Across the entries below, how many lines have the word "value" in them? Respond with only the number.

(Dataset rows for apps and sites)
-------------------------
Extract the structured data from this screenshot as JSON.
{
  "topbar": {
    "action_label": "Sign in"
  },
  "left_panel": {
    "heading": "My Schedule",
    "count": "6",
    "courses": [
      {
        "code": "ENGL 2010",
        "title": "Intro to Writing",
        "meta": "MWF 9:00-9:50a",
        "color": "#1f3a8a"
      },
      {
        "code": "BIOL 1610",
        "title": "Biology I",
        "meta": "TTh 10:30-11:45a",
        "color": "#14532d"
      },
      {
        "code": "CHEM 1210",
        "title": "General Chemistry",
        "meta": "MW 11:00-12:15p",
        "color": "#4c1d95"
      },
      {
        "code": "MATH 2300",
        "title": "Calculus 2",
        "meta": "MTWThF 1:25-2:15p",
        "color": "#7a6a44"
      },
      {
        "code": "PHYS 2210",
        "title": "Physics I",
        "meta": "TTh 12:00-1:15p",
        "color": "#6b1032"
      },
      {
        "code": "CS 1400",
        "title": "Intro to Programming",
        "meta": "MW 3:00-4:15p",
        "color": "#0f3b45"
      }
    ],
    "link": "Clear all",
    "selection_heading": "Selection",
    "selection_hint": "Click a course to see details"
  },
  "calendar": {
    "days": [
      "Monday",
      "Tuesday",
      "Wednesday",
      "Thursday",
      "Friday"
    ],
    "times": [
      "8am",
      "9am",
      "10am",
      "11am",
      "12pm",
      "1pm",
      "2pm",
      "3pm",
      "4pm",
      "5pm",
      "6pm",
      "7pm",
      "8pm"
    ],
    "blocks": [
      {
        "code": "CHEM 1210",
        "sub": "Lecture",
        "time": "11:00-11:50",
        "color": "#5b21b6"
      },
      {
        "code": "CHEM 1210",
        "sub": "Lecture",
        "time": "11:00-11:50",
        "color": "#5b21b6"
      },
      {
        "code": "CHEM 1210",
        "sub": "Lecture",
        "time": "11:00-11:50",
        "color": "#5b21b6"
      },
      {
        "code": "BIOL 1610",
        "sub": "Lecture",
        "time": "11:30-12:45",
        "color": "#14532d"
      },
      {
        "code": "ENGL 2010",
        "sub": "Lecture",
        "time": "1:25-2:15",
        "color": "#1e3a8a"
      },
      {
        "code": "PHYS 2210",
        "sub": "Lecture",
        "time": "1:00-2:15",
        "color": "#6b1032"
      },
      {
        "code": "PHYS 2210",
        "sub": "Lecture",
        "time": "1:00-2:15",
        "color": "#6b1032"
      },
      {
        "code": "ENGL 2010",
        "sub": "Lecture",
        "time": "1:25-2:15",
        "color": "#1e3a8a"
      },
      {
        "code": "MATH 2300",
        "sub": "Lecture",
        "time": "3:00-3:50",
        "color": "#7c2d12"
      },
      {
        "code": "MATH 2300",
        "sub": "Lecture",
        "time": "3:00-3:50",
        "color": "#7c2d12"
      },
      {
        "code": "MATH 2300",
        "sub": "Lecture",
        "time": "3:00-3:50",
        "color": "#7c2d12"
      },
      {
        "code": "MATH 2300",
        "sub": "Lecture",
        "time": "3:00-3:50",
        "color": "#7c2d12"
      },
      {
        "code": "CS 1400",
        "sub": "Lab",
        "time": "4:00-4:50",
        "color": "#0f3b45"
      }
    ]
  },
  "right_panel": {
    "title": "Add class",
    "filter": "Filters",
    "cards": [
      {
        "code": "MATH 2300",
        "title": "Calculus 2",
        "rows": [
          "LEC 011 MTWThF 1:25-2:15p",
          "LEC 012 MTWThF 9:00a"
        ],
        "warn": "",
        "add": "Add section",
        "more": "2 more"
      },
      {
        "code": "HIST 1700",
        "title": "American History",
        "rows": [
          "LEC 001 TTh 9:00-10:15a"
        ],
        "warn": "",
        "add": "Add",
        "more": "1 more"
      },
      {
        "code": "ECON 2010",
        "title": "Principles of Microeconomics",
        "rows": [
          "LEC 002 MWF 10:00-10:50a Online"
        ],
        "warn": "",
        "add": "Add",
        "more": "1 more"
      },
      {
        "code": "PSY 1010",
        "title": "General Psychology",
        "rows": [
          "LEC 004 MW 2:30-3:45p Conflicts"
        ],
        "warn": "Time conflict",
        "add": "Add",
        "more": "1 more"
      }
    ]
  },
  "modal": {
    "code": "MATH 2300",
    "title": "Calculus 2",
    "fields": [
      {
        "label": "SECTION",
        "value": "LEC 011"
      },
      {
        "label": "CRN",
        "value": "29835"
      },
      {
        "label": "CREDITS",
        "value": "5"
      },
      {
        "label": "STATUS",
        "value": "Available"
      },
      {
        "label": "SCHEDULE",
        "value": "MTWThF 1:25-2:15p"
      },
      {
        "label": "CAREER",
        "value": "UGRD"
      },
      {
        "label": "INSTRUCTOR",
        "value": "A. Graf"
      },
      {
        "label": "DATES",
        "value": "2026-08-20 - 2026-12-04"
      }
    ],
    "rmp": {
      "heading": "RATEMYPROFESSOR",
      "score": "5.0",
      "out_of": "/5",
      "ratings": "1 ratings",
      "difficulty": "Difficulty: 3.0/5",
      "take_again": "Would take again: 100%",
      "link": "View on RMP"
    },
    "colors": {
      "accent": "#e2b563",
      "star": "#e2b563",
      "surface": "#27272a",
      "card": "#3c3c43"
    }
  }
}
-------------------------
## Finished task
8